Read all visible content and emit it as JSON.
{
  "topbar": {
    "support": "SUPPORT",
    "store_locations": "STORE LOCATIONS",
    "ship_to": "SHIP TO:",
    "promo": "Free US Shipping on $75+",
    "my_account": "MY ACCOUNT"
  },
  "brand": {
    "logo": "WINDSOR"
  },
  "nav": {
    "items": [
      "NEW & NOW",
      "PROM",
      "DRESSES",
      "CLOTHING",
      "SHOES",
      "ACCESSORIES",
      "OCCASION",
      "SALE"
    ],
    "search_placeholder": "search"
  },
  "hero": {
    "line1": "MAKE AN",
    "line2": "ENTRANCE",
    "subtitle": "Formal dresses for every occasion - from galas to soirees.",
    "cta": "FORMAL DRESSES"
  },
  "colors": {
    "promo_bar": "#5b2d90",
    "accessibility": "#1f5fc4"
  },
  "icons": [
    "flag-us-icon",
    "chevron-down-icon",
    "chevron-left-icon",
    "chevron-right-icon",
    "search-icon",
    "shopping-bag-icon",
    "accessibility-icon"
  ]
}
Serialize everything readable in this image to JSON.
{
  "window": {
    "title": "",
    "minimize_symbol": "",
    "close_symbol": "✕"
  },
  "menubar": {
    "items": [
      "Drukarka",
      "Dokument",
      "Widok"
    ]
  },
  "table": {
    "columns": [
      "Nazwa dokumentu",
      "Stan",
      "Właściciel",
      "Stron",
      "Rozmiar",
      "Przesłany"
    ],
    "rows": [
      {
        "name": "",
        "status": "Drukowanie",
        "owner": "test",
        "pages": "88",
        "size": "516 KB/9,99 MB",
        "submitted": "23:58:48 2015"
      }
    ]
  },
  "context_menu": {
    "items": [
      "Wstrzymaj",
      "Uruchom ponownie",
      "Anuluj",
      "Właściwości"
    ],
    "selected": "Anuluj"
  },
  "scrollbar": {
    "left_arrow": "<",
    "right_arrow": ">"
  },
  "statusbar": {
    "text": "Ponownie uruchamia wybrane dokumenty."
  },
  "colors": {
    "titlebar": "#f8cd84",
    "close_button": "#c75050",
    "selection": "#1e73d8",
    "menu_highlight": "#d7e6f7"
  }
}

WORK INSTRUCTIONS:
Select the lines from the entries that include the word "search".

TASK OUTPUT:
    "search_placeholder": "search"
    "search-icon",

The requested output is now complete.